In these trials, participants were randomly assigned to take supplements. Because the assignment was random — and the trials were big — the demographic and health characteristics of the supplement group and the non-supplement group were similar before the study started. When researchers looked at participants’ health over the long term, they could therefore be confident that any differences they saw across groups were due to the supplements, and not some other factor.
When the results of these studies came out, they largely refuted the idea that these supplements offered benefits. Vitamin E appears to have no impact on cancer or heart disease. Results from the Women’s Health Study,released in 2005, showed no relationship between vitamin E supplementation and overall mortality.
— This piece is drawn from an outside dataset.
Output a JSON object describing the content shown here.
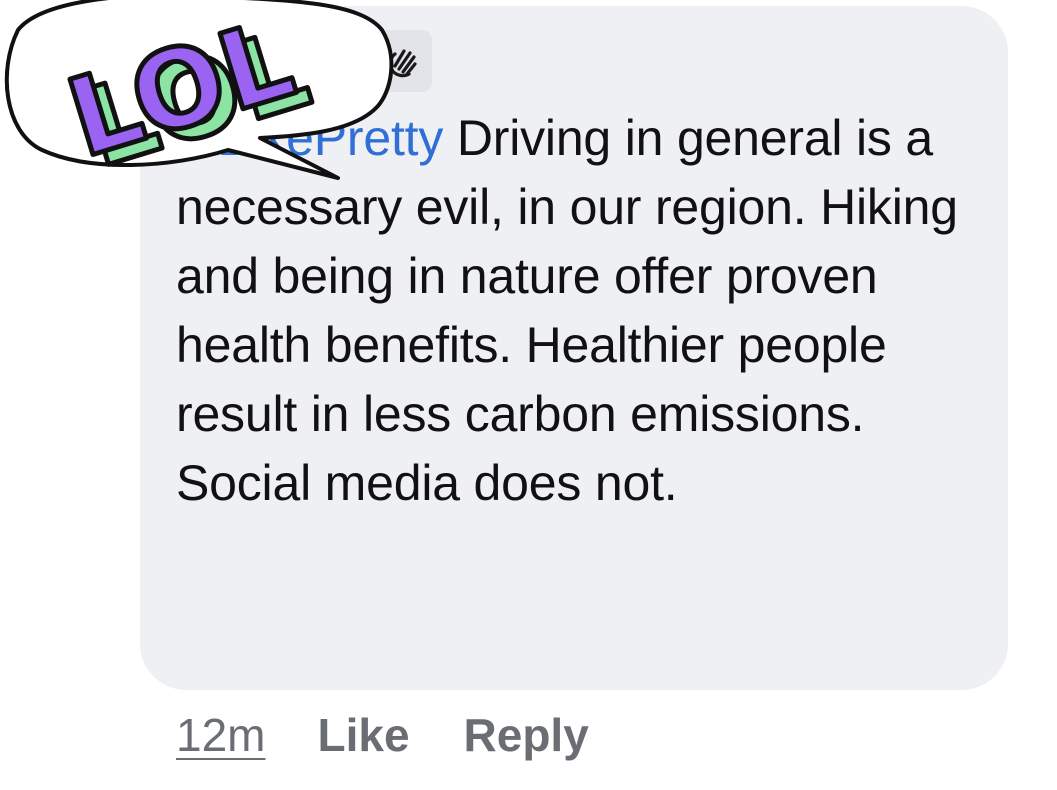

Later results from the men in the Physicians’ Health Study showed the same: no relationship.
For vitamin D, the randomized trials (nicely summarized here) refuted virtually all of the purported benefits to diabetes, weight loss and cancer. For elderly women, there is some evidence of a small reduction in mortalitywith supplementation, but well below what was seen in observational data and only marginally statistically significant.
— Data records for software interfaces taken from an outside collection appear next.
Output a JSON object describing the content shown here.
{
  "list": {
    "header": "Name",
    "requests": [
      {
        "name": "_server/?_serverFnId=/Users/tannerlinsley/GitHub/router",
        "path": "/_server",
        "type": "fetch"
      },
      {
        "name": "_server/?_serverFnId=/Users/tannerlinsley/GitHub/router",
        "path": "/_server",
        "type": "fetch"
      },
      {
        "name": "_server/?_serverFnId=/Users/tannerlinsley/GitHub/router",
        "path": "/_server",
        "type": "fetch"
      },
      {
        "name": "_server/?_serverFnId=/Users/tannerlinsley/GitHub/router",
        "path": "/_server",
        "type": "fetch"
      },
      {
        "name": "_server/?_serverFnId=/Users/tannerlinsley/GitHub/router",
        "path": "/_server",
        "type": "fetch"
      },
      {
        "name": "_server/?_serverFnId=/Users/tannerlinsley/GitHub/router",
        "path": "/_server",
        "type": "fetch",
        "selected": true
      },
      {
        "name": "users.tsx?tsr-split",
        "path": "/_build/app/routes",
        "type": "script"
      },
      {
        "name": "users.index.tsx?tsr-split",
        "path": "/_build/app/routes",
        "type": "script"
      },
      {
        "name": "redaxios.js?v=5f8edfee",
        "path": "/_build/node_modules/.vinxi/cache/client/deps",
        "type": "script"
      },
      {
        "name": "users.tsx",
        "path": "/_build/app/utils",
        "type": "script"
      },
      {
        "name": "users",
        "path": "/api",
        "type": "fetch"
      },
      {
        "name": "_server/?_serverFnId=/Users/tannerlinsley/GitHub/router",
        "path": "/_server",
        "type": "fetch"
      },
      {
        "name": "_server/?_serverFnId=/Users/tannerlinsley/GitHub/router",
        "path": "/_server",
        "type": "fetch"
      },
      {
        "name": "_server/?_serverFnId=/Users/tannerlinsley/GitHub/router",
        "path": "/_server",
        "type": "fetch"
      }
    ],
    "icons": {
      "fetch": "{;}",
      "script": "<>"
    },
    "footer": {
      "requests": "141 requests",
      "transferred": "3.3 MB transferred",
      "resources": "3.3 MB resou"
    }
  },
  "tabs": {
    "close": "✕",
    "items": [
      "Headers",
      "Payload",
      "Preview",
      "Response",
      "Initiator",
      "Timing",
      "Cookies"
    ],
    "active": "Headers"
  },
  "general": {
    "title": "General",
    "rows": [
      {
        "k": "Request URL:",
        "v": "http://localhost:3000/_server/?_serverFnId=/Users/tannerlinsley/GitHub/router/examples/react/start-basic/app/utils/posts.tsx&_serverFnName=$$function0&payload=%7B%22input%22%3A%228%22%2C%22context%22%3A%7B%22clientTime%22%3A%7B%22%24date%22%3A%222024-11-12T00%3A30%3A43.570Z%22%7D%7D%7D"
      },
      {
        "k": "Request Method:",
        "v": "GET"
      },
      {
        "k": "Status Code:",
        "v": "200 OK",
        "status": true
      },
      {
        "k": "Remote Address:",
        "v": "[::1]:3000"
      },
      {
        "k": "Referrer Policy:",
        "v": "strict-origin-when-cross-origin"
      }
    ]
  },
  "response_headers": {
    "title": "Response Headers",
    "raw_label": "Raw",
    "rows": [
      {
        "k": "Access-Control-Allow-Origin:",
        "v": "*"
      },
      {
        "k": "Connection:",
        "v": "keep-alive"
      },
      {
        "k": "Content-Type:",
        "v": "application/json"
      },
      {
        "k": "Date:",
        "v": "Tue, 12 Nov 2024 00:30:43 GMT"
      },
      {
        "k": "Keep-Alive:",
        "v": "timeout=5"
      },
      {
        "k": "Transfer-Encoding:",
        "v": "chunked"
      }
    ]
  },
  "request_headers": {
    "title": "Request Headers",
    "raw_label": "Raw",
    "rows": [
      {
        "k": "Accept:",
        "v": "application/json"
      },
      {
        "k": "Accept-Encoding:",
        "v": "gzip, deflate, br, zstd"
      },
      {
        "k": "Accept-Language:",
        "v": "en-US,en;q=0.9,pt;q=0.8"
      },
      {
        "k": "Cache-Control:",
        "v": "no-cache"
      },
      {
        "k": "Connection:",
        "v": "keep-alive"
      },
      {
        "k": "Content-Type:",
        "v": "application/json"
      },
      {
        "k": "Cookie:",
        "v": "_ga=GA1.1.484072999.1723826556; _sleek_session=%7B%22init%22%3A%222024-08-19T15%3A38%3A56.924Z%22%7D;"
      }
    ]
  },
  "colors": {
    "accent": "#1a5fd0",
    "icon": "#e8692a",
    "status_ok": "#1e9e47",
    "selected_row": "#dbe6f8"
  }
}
The bottom line is that there is simply very little evidence that these supplements matter. The best-case scenario is if you are an elderly woman who is deficient in vitamin D — then a supplement might help a little. Still, in the 2009-2010 NHANES, about 30 percent of the non-elderly-female population took supplements.
And it’s not just vitamins D and E. The Physicians’ Health Study also looked into vitamin C and a one-a-day multivitamin and found the same results: no impacts on the risk of cancer mortality or the incidence of cardiovascular disease. Of course there are exceptions — folic acid is generally a good idea for pregnant women — but the data increasingly suggests that most people simply do not benefit from supplements.
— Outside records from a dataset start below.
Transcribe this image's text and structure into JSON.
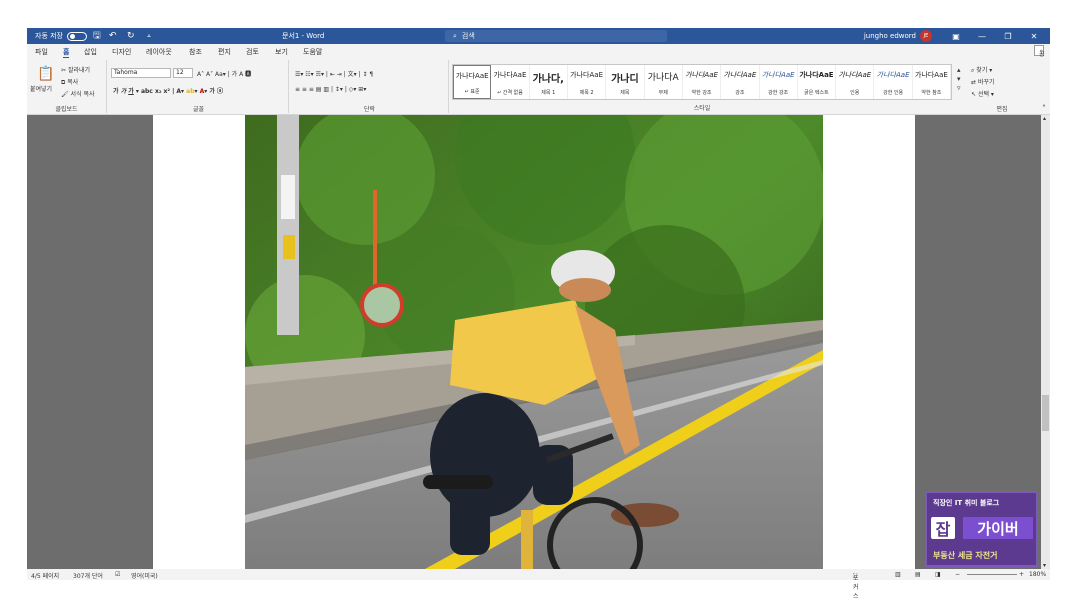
{
  "titlebar": {
    "autosave_label": "자동 저장",
    "autosave_state": "끔",
    "doc_title": "문서1 - Word",
    "search_placeholder": "검색",
    "user_name": "jungho edword",
    "user_initials": "JE"
  },
  "tabs": [
    "파일",
    "홈",
    "삽입",
    "디자인",
    "레이아웃",
    "참조",
    "편지",
    "검토",
    "보기",
    "도움말"
  ],
  "active_tab": "홈",
  "share_label": "공유",
  "ribbon": {
    "clipboard": {
      "paste": "붙여넣기",
      "cut": "잘라내기",
      "copy": "복사",
      "format_painter": "서식 복사",
      "label": "클립보드"
    },
    "font": {
      "name": "Tahoma",
      "size": "12",
      "label": "글꼴"
    },
    "paragraph": {
      "label": "단락"
    },
    "styles": {
      "label": "스타일",
      "items": [
        {
          "sample": "가나다AaE",
          "name": "↵ 표준"
        },
        {
          "sample": "가나다AaE",
          "name": "↵ 간격 없음"
        },
        {
          "sample": "가나다,",
          "name": "제목 1"
        },
        {
          "sample": "가나다AaE",
          "name": "제목 2"
        },
        {
          "sample": "가나디",
          "name": "제목"
        },
        {
          "sample": "가나다A",
          "name": "부제"
        },
        {
          "sample": "가나다AaE",
          "name": "약한 강조"
        },
        {
          "sample": "가나다AaE",
          "name": "강조"
        },
        {
          "sample": "가나다AaE",
          "name": "강한 강조"
        },
        {
          "sample": "가나다AaE",
          "name": "굵은 텍스트"
        },
        {
          "sample": "가나다AaE",
          "name": "인용"
        },
        {
          "sample": "가나다AaE",
          "name": "강한 인용"
        },
        {
          "sample": "가나다AaE",
          "name": "약한 참조"
        }
      ]
    },
    "editing": {
      "find": "찾기",
      "replace": "바꾸기",
      "select": "선택",
      "label": "편집"
    }
  },
  "statusbar": {
    "page": "4/5 페이지",
    "words": "307개 단어",
    "language": "영어(미국)",
    "focus": "포커스",
    "zoom": "180%"
  },
  "watermark": {
    "line1": "직장인 IT 취미 블로그",
    "logo_char": "잡",
    "brand": "가이버",
    "line3": "부동산 세금 자전거"
  },
  "colors": {
    "accent": "#2b579a",
    "workspace": "#6d6d6d",
    "watermark": "#5b3a8f"
  }
}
To be clear: Serious vitamin deficiencies can cause serious problems (scurvy in the case of vitamin C, rickets in the case of vitamin D, beriberi for vitamin B).1 But if you live in the developed world and eat a normal diet — even a pretty unhealthy one — you will be nowhere near this kind of deficiency.
Given the consistency of these results — large effects in observational data, nothing in randomized trials — it’s worth asking what might be going on to better understand whether or not other relationships we see in observational data on vitamins are likely to be replicated in randomized trials.
One glaring issue is whether people who take vitamins are different from those who do not, and whether those differences also relate to differences in health. To give a sense of just how closely the patterns line up, the chart below shows the relationship between education and taking vitamin D supplements (in the 2009-2010 NHANES), and also the relationship between education and whether the individual is overweight or has diabetes. The chart also shows the same thing for race.
Both education and race link very closely with taking vitamin supplements, but they also link very closely with obesity and diabetes. For example, highly educated people are more likely to take vitamins but less likely to be overweight and have diabetes — and being overweight and having diabetes are associated with a host of health problems. This makes it virtually impossible to separate the impact of vitamins from the impact of these other variables. We know education and race are also very strongly linked to mortality rates. Given this backdrop, it is an almost insurmountable challenge to tease out any small impacts of vitamins.
It is therefore not surprising that when randomized data comes along, the results are very different. And of course this should lead us to be equally cautious when the next new, non-randomized study arrives to tell us what we should — or should not — add to our diets.